Similarly, satellite cities Fountain and Widefield spent $3.5 million to acquire developer Mund Shaikly’s 480-acre H2O Ranch at the base of the Sangre de Cristo mountains. The plan is to sustain an anticipated military housing boom by using mountain creek water that once irrigated hayfields. Fountain will let the creek water flow into the Arkansas River, then trap it in Pueblo Reservoir, said Fountain water engineer Curtis Mitchell. “Certainly we’re not in the land business.”
North of Colorado Springs, Woodmoor’s new 1,900-foot-deep municipal wells appear uncertain enough that suburban leaders are mobilizing to buy water rights from farmers in the Arkansas River Valley and plan to construct a delivery pipeline.

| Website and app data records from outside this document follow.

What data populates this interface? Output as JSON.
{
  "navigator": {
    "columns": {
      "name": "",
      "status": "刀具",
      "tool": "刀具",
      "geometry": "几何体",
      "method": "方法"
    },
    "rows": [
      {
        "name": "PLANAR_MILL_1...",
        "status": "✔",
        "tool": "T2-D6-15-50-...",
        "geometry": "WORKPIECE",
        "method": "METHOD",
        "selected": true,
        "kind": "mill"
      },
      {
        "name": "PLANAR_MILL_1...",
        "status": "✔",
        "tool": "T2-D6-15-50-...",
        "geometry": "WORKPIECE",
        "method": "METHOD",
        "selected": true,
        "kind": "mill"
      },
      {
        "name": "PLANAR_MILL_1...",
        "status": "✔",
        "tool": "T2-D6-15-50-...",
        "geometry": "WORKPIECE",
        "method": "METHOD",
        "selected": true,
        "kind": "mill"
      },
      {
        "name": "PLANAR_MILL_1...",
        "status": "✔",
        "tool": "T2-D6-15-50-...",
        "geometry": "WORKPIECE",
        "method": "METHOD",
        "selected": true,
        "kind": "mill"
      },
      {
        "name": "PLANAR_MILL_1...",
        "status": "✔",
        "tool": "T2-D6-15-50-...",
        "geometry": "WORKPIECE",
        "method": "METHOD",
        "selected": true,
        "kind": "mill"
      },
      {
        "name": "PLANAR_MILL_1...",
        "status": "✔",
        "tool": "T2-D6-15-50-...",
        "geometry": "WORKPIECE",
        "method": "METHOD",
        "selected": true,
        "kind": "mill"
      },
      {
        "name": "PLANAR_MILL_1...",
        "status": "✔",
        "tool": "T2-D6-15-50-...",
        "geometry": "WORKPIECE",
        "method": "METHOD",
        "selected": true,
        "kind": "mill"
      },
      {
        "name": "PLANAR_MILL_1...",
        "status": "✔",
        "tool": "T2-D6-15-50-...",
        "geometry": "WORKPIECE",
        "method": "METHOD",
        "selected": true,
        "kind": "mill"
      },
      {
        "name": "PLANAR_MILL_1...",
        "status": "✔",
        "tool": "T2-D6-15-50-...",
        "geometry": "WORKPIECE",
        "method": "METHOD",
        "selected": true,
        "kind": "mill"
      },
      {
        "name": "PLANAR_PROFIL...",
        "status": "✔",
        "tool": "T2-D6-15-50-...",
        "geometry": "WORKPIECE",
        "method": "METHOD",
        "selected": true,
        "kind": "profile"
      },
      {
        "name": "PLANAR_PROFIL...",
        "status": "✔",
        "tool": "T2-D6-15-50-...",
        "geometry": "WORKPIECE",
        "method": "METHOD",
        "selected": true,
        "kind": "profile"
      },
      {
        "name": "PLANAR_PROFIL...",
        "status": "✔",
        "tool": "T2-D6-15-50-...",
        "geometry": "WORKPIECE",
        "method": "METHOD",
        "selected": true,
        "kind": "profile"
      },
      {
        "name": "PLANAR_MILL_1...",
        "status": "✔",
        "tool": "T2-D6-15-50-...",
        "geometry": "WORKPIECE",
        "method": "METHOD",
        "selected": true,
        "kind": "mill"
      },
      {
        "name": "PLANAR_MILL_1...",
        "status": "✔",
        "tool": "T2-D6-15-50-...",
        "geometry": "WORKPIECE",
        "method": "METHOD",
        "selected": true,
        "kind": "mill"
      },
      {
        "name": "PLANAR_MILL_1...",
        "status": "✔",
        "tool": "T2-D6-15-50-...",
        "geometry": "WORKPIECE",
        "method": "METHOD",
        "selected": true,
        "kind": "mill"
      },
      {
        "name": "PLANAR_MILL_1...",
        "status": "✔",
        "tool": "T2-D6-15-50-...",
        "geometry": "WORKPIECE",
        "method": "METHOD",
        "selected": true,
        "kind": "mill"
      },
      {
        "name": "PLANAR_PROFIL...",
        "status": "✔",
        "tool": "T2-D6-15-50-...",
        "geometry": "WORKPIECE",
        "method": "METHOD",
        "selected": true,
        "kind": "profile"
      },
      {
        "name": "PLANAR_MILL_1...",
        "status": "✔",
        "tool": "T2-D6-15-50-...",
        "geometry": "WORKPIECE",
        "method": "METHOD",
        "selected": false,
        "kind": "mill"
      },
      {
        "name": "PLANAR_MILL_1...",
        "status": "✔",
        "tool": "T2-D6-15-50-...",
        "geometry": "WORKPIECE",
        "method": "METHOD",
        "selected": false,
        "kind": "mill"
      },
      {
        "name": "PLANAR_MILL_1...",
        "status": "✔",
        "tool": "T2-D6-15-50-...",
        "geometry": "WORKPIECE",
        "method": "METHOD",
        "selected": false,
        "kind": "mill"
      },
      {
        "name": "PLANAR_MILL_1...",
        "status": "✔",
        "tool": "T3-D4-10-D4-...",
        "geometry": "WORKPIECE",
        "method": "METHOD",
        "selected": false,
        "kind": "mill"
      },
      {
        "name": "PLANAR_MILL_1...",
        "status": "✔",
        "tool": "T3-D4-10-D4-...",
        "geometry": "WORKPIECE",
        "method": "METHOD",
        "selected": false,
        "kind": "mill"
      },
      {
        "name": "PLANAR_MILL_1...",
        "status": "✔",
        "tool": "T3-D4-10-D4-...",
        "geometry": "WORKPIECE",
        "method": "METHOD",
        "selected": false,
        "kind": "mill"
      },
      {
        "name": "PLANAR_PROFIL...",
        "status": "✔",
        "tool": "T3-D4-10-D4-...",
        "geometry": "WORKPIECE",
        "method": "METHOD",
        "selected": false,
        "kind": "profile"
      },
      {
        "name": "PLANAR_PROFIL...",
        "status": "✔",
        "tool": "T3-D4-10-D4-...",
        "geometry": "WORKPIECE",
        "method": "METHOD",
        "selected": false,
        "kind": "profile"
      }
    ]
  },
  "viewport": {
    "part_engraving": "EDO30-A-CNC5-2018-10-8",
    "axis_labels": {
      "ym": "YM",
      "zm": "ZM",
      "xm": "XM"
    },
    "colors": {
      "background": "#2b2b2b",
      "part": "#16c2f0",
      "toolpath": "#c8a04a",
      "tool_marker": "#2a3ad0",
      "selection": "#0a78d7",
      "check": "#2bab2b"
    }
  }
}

Along the Arkansas River, state records indicate suburbs petitioned courts at least 116 times over the past decade to convert agricultural water for municipal use.
Here’s a report about Crowley County and the after effects of Aurora’s purchase of the Rocky Ford Ditch, from Mr. Finley and The Denver Post. From the article:
Concrete-lined irrigation ditches that once delivered water now are bone-dry. Draining water that once irrigated crops to supply suburban housing, lawns and golf courses makes it impossible for farms and the towns that depend on farming to survive. “Once you move water out, it ain’t coming back to the land,” the 74-year-old Valliant, now an irrigation specialist for Colorado State University’s Cooperative Extension station in nearby Rocky Ford, said recently as he rolled past the weeds and a slumping farmhouse surrounded by garbage.
Built in the 1890s, after the Missouri Pacific Railroad and the Colorado Canal were completed, Crowley and its neighbors prospered growing sugar beets, with canning plants, grain elevators, schools, newspapers and even an opera house. One company here broke wild horses and supplied the British army. Residents reveled in a pioneer spirit of transforming a harsh environment — average annual rainfall 12 inches — into a livable town. But farmer debts mounted after a sugar-beet plant closed in 1967. Some farmers eventually gave in as water brokers representing expanding cities approached them offering deals. Today, Crowley ranks among the poorest towns in the poorest county in Colorado. The town population is dwindling — to 162 today from 187 in 2000 — continuing a decline that began when Foxley and others in the 1980s sold off their water.
More Arkansas River basin coverage here.